## What is expected:
Copy out all the lines of the data precisely, omitting any pictures.

## Excerpted data:
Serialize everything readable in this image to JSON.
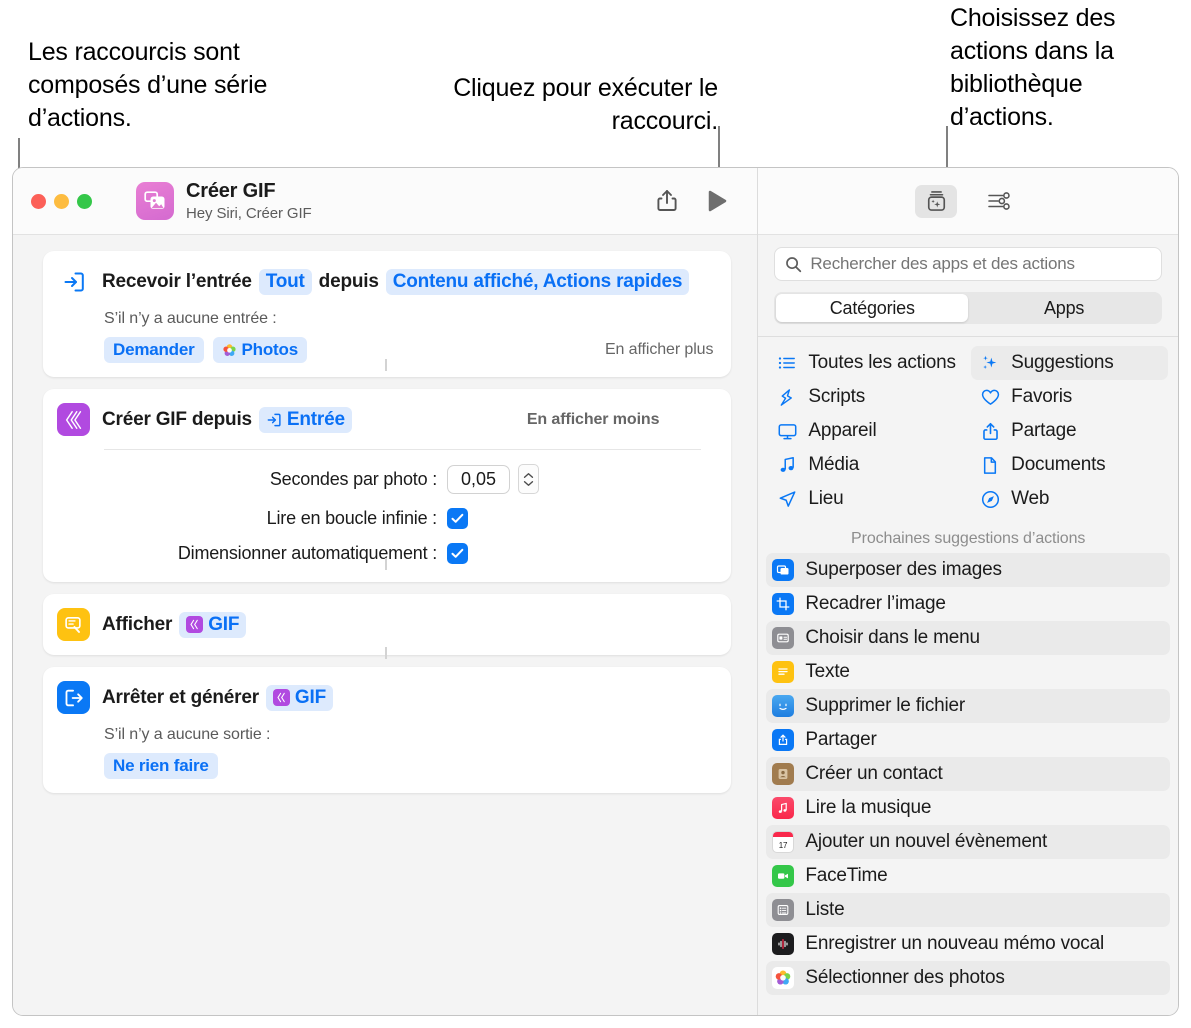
{
  "callouts": {
    "left": "Les raccourcis sont composés d’une série d’actions.",
    "middle": "Cliquez pour exécuter le raccourci.",
    "right": "Choisissez des actions dans la bibliothèque d’actions."
  },
  "window": {
    "titlebar": {
      "shortcut_name": "Créer GIF",
      "shortcut_subtitle": "Hey Siri, Créer GIF",
      "app_icon": "photos-stack-icon",
      "share_button": "share-icon",
      "run_button": "play-icon",
      "library_button": "action-library-icon",
      "details_button": "sliders-icon"
    },
    "actions": [
      {
        "icon": "receive-input-icon",
        "icon_color": "#ffffff",
        "title_parts": [
          {
            "text": "Recevoir l’entrée",
            "type": "plain"
          },
          {
            "text": "Tout",
            "type": "token"
          },
          {
            "text": "depuis",
            "type": "plain"
          },
          {
            "text": "Contenu affiché, Actions rapides",
            "type": "token"
          }
        ],
        "show_toggle": "En afficher plus",
        "sub_label": "S’il n’y a aucune entrée :",
        "sub_tokens": [
          {
            "text": "Demander",
            "icon": null
          },
          {
            "text": "Photos",
            "icon": "photos-app-icon"
          }
        ]
      },
      {
        "icon": "create-gif-icon",
        "icon_color": "#b14ae0",
        "title_parts": [
          {
            "text": "Créer GIF depuis",
            "type": "plain"
          },
          {
            "text": "Entrée",
            "type": "token",
            "icon": "input-icon"
          }
        ],
        "show_toggle": "En afficher moins",
        "params": [
          {
            "label": "Secondes par photo :",
            "kind": "stepper",
            "value": "0,05"
          },
          {
            "label": "Lire en boucle infinie :",
            "kind": "checkbox",
            "checked": true
          },
          {
            "label": "Dimensionner automatiquement :",
            "kind": "checkbox",
            "checked": true
          }
        ]
      },
      {
        "icon": "quick-look-icon",
        "icon_color": "#fec211",
        "title_parts": [
          {
            "text": "Afficher",
            "type": "plain"
          },
          {
            "text": "GIF",
            "type": "token",
            "icon": "gif-variable-icon"
          }
        ]
      },
      {
        "icon": "stop-output-icon",
        "icon_color": "#0a78f5",
        "title_parts": [
          {
            "text": "Arrêter et générer",
            "type": "plain"
          },
          {
            "text": "GIF",
            "type": "token",
            "icon": "gif-variable-icon"
          }
        ],
        "sub_label": "S’il n’y a aucune sortie :",
        "sub_tokens": [
          {
            "text": "Ne rien faire",
            "icon": null
          }
        ]
      }
    ],
    "library": {
      "search_placeholder": "Rechercher des apps et des actions",
      "search_value": "",
      "segments": [
        {
          "label": "Catégories",
          "active": true
        },
        {
          "label": "Apps",
          "active": false
        }
      ],
      "categories": [
        {
          "label": "Toutes les actions",
          "icon": "list-bullet-icon",
          "active": false
        },
        {
          "label": "Suggestions",
          "icon": "sparkles-icon",
          "active": true
        },
        {
          "label": "Scripts",
          "icon": "scripts-icon",
          "active": false
        },
        {
          "label": "Favoris",
          "icon": "heart-icon",
          "active": false
        },
        {
          "label": "Appareil",
          "icon": "display-icon",
          "active": false
        },
        {
          "label": "Partage",
          "icon": "share-icon",
          "active": false
        },
        {
          "label": "Média",
          "icon": "music-note-icon",
          "active": false
        },
        {
          "label": "Documents",
          "icon": "document-icon",
          "active": false
        },
        {
          "label": "Lieu",
          "icon": "location-arrow-icon",
          "active": false
        },
        {
          "label": "Web",
          "icon": "safari-compass-icon",
          "active": false
        }
      ],
      "suggestions_header": "Prochaines suggestions d’actions",
      "suggestions": [
        {
          "label": "Superposer des images",
          "icon": "overlay-images-icon",
          "color": "#0a78f5"
        },
        {
          "label": "Recadrer l’image",
          "icon": "crop-icon",
          "color": "#0a78f5"
        },
        {
          "label": "Choisir dans le menu",
          "icon": "menu-picker-icon",
          "color": "#8e8e93"
        },
        {
          "label": "Texte",
          "icon": "text-icon",
          "color": "#fec211"
        },
        {
          "label": "Supprimer le fichier",
          "icon": "finder-icon",
          "color": "#4aa8f0"
        },
        {
          "label": "Partager",
          "icon": "share-sheet-icon",
          "color": "#0a78f5"
        },
        {
          "label": "Créer un contact",
          "icon": "contacts-icon",
          "color": "#a17c4f"
        },
        {
          "label": "Lire la musique",
          "icon": "music-icon",
          "color": "#f9355a"
        },
        {
          "label": "Ajouter un nouvel évènement",
          "icon": "calendar-icon",
          "color": "#ffffff"
        },
        {
          "label": "FaceTime",
          "icon": "facetime-icon",
          "color": "#34c749"
        },
        {
          "label": "Liste",
          "icon": "list-icon",
          "color": "#8e8e93"
        },
        {
          "label": "Enregistrer un nouveau mémo vocal",
          "icon": "voice-memo-icon",
          "color": "#1c1c1e"
        },
        {
          "label": "Sélectionner des photos",
          "icon": "photos-app-icon",
          "color": "#ffffff"
        }
      ]
    }
  },
  "colors": {
    "accent_blue": "#0a78f5",
    "token_bg": "#ddeafd",
    "window_bg": "#f4f4f4",
    "card_bg": "#ffffff",
    "leader_line": "#808080"
  }
}
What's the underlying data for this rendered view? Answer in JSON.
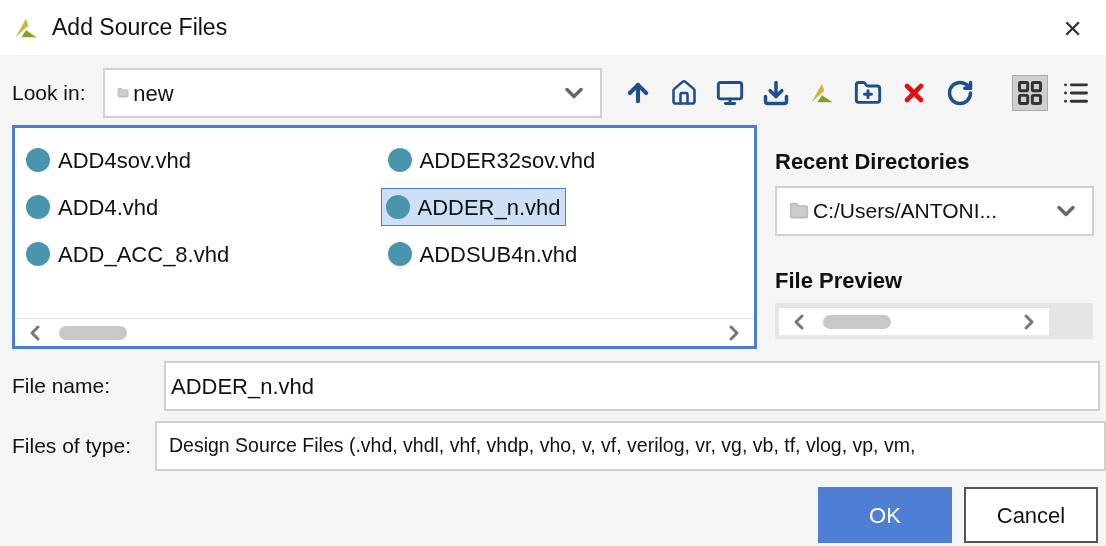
{
  "window": {
    "title": "Add Source Files",
    "close": "×"
  },
  "look_in": {
    "label": "Look in:",
    "value": "new"
  },
  "toolbar": [
    {
      "kind": "up",
      "selected": false
    },
    {
      "kind": "home",
      "selected": false
    },
    {
      "kind": "desktop",
      "selected": false
    },
    {
      "kind": "download",
      "selected": false
    },
    {
      "kind": "logo",
      "selected": false
    },
    {
      "kind": "newfolder",
      "selected": false
    },
    {
      "kind": "delete",
      "selected": false
    },
    {
      "kind": "refresh",
      "selected": false
    },
    {
      "kind": "grid",
      "selected": true
    },
    {
      "kind": "list",
      "selected": false
    }
  ],
  "files": [
    {
      "name": "ADD4sov.vhd",
      "selected": false
    },
    {
      "name": "ADDER32sov.vhd",
      "selected": false
    },
    {
      "name": "ADD4.vhd",
      "selected": false
    },
    {
      "name": "ADDER_n.vhd",
      "selected": true
    },
    {
      "name": "ADD_ACC_8.vhd",
      "selected": false
    },
    {
      "name": "ADDSUB4n.vhd",
      "selected": false
    }
  ],
  "recent_directories": {
    "title": "Recent Directories",
    "value": "C:/Users/ANTONI..."
  },
  "file_preview": {
    "title": "File Preview"
  },
  "file_name": {
    "label": "File name:",
    "value": "ADDER_n.vhd"
  },
  "files_of_type": {
    "label": "Files of type:",
    "value": "Design Source Files (.vhd, vhdl, vhf, vhdp, vho, v, vf, verilog, vr, vg, vb, tf, vlog, vp, vm,"
  },
  "buttons": [
    {
      "label": "OK",
      "kind": "primary"
    },
    {
      "label": "Cancel",
      "kind": "secondary"
    }
  ]
}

## Exercise answer:
Serialize everything readable in this image to JSON.
{
  "callouts": {
    "left": "Les raccourcis sont composés d’une série d’actions.",
    "middle": "Cliquez pour exécuter le raccourci.",
    "right": "Choisissez des actions dans la bibliothèque d’actions."
  },
  "window": {
    "titlebar": {
      "shortcut_name": "Créer GIF",
      "shortcut_subtitle": "Hey Siri, Créer GIF",
      "app_icon": "photos-stack-icon",
      "share_button": "share-icon",
      "run_button": "play-icon",
      "library_button": "action-library-icon",
      "details_button": "sliders-icon"
    },
    "actions": [
      {
        "icon": "receive-input-icon",
        "icon_color": "#ffffff",
        "title_parts": [
          {
            "text": "Recevoir l’entrée",
            "type": "plain"
          },
          {
            "text": "Tout",
            "type": "token"
          },
          {
            "text": "depuis",
            "type": "plain"
          },
          {
            "text": "Contenu affiché, Actions rapides",
            "type": "token"
          }
        ],
        "show_toggle": "En afficher plus",
        "sub_label": "S’il n’y a aucune entrée :",
        "sub_tokens": [
          {
            "text": "Demander",
            "icon": null
          },
          {
            "text": "Photos",
            "icon": "photos-app-icon"
          }
        ]
      },
      {
        "icon": "create-gif-icon",
        "icon_color": "#b14ae0",
        "title_parts": [
          {
            "text": "Créer GIF depuis",
            "type": "plain"
          },
          {
            "text": "Entrée",
            "type": "token",
            "icon": "input-icon"
          }
        ],
        "show_toggle": "En afficher moins",
        "params": [
          {
            "label": "Secondes par photo :",
            "kind": "stepper",
            "value": "0,05"
          },
          {
            "label": "Lire en boucle infinie :",
            "kind": "checkbox",
            "checked": true
          },
          {
            "label": "Dimensionner automatiquement :",
            "kind": "checkbox",
            "checked": true
          }
        ]
      },
      {
        "icon": "quick-look-icon",
        "icon_color": "#fec211",
        "title_parts": [
          {
            "text": "Afficher",
            "type": "plain"
          },
          {
            "text": "GIF",
            "type": "token",
            "icon": "gif-variable-icon"
          }
        ]
      },
      {
        "icon": "stop-output-icon",
        "icon_color": "#0a78f5",
        "title_parts": [
          {
            "text": "Arrêter et générer",
            "type": "plain"
          },
          {
            "text": "GIF",
            "type": "token",
            "icon": "gif-variable-icon"
          }
        ],
        "sub_label": "S’il n’y a aucune sortie :",
        "sub_tokens": [
          {
            "text": "Ne rien faire",
            "icon": null
          }
        ]
      }
    ],
    "library": {
      "search_placeholder": "Rechercher des apps et des actions",
      "search_value": "",
      "segments": [
        {
          "label": "Catégories",
          "active": true
        },
        {
          "label": "Apps",
          "active": false
        }
      ],
      "categories": [
        {
          "label": "Toutes les actions",
          "icon": "list-bullet-icon",
          "active": false
        },
        {
          "label": "Suggestions",
          "icon": "sparkles-icon",
          "active": true
        },
        {
          "label": "Scripts",
          "icon": "scripts-icon",
          "active": false
        },
        {
          "label": "Favoris",
          "icon": "heart-icon",
          "active": false
        },
        {
          "label": "Appareil",
          "icon": "display-icon",
          "active": false
        },
        {
          "label": "Partage",
          "icon": "share-icon",
          "active": false
        },
        {
          "label": "Média",
          "icon": "music-note-icon",
          "active": false
        },
        {
          "label": "Documents",
          "icon": "document-icon",
          "active": false
        },
        {
          "label": "Lieu",
          "icon": "location-arrow-icon",
          "active": false
        },
        {
          "label": "Web",
          "icon": "safari-compass-icon",
          "active": false
        }
      ],
      "suggestions_header": "Prochaines suggestions d’actions",
      "suggestions": [
        {
          "label": "Superposer des images",
          "icon": "overlay-images-icon",
          "color": "#0a78f5"
        },
        {
          "label": "Recadrer l’image",
          "icon": "crop-icon",
          "color": "#0a78f5"
        },
        {
          "label": "Choisir dans le menu",
          "icon": "menu-picker-icon",
          "color": "#8e8e93"
        },
        {
          "label": "Texte",
          "icon": "text-icon",
          "color": "#fec211"
        },
        {
          "label": "Supprimer le fichier",
          "icon": "finder-icon",
          "color": "#4aa8f0"
        },
        {
          "label": "Partager",
          "icon": "share-sheet-icon",
          "color": "#0a78f5"
        },
        {
          "label": "Créer un contact",
          "icon": "contacts-icon",
          "color": "#a17c4f"
        },
        {
          "label": "Lire la musique",
          "icon": "music-icon",
          "color": "#f9355a"
        },
        {
          "label": "Ajouter un nouvel évènement",
          "icon": "calendar-icon",
          "color": "#ffffff"
        },
        {
          "label": "FaceTime",
          "icon": "facetime-icon",
          "color": "#34c749"
        },
        {
          "label": "Liste",
          "icon": "list-icon",
          "color": "#8e8e93"
        },
        {
          "label": "Enregistrer un nouveau mémo vocal",
          "icon": "voice-memo-icon",
          "color": "#1c1c1e"
        },
        {
          "label": "Sélectionner des photos",
          "icon": "photos-app-icon",
          "color": "#ffffff"
        }
      ]
    }
  },
  "colors": {
    "accent_blue": "#0a78f5",
    "token_bg": "#ddeafd",
    "window_bg": "#f4f4f4",
    "card_bg": "#ffffff",
    "leader_line": "#808080"
  }
}
What's the underlying data for this rendered view? Answer in JSON.
{
  "window": {
    "title": "Add Source Files",
    "close": "×"
  },
  "look_in": {
    "label": "Look in:",
    "value": "new"
  },
  "toolbar": [
    {
      "kind": "up",
      "selected": false
    },
    {
      "kind": "home",
      "selected": false
    },
    {
      "kind": "desktop",
      "selected": false
    },
    {
      "kind": "download",
      "selected": false
    },
    {
      "kind": "logo",
      "selected": false
    },
    {
      "kind": "newfolder",
      "selected": false
    },
    {
      "kind": "delete",
      "selected": false
    },
    {
      "kind": "refresh",
      "selected": false
    },
    {
      "kind": "grid",
      "selected": true
    },
    {
      "kind": "list",
      "selected": false
    }
  ],
  "files": [
    {
      "name": "ADD4sov.vhd",
      "selected": false
    },
    {
      "name": "ADDER32sov.vhd",
      "selected": false
    },
    {
      "name": "ADD4.vhd",
      "selected": false
    },
    {
      "name": "ADDER_n.vhd",
      "selected": true
    },
    {
      "name": "ADD_ACC_8.vhd",
      "selected": false
    },
    {
      "name": "ADDSUB4n.vhd",
      "selected": false
    }
  ],
  "recent_directories": {
    "title": "Recent Directories",
    "value": "C:/Users/ANTONI..."
  },
  "file_preview": {
    "title": "File Preview"
  },
  "file_name": {
    "label": "File name:",
    "value": "ADDER_n.vhd"
  },
  "files_of_type": {
    "label": "Files of type:",
    "value": "Design Source Files (.vhd, vhdl, vhf, vhdp, vho, v, vf, verilog, vr, vg, vb, tf, vlog, vp, vm,"
  },
  "buttons": [
    {
      "label": "OK",
      "kind": "primary"
    },
    {
      "label": "Cancel",
      "kind": "secondary"
    }
  ]
}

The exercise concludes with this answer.